Problem details: Type out each entry exactly as it appears, but keep every image out.

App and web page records
+ + + + + + +

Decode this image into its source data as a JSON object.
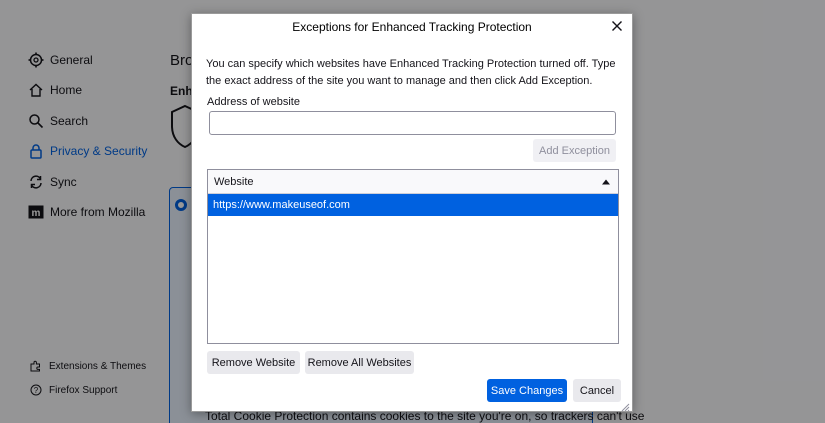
{
  "background": {
    "sidebar": {
      "items": [
        {
          "label": "General",
          "icon": "gear-icon"
        },
        {
          "label": "Home",
          "icon": "home-icon"
        },
        {
          "label": "Search",
          "icon": "search-icon"
        },
        {
          "label": "Privacy & Security",
          "icon": "lock-icon",
          "active": true
        },
        {
          "label": "Sync",
          "icon": "sync-icon"
        },
        {
          "label": "More from Mozilla",
          "icon": "mozilla-icon"
        }
      ],
      "footer": [
        {
          "label": "Extensions & Themes",
          "icon": "puzzle-icon"
        },
        {
          "label": "Firefox Support",
          "icon": "help-icon"
        }
      ]
    },
    "heading_partial": "Bro",
    "subheading_partial": "Enha",
    "card_text": "Total Cookie Protection contains cookies to the site you're on, so trackers can't use"
  },
  "dialog": {
    "title": "Exceptions for Enhanced Tracking Protection",
    "description": "You can specify which websites have Enhanced Tracking Protection turned off. Type the exact address of the site you want to manage and then click Add Exception.",
    "address_label": "Address of website",
    "address_value": "",
    "add_exception_label": "Add Exception",
    "list": {
      "column_header": "Website",
      "rows": [
        "https://www.makeuseof.com"
      ]
    },
    "remove_website_label": "Remove Website",
    "remove_all_label": "Remove All Websites",
    "save_label": "Save Changes",
    "cancel_label": "Cancel"
  },
  "colors": {
    "accent": "#0061e0",
    "overlay": "rgba(0,0,0,0.40)"
  }
}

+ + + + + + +

Exercise output:
Decode this image into its source data as a JSON object.
{
  "background": {
    "sidebar": {
      "items": [
        {
          "label": "General",
          "icon": "gear-icon"
        },
        {
          "label": "Home",
          "icon": "home-icon"
        },
        {
          "label": "Search",
          "icon": "search-icon"
        },
        {
          "label": "Privacy & Security",
          "icon": "lock-icon",
          "active": true
        },
        {
          "label": "Sync",
          "icon": "sync-icon"
        },
        {
          "label": "More from Mozilla",
          "icon": "mozilla-icon"
        }
      ],
      "footer": [
        {
          "label": "Extensions & Themes",
          "icon": "puzzle-icon"
        },
        {
          "label": "Firefox Support",
          "icon": "help-icon"
        }
      ]
    },
    "heading_partial": "Bro",
    "subheading_partial": "Enha",
    "card_text": "Total Cookie Protection contains cookies to the site you're on, so trackers can't use"
  },
  "dialog": {
    "title": "Exceptions for Enhanced Tracking Protection",
    "description": "You can specify which websites have Enhanced Tracking Protection turned off. Type the exact address of the site you want to manage and then click Add Exception.",
    "address_label": "Address of website",
    "address_value": "",
    "add_exception_label": "Add Exception",
    "list": {
      "column_header": "Website",
      "rows": [
        "https://www.makeuseof.com"
      ]
    },
    "remove_website_label": "Remove Website",
    "remove_all_label": "Remove All Websites",
    "save_label": "Save Changes",
    "cancel_label": "Cancel"
  },
  "colors": {
    "accent": "#0061e0",
    "overlay": "rgba(0,0,0,0.40)"
  }
}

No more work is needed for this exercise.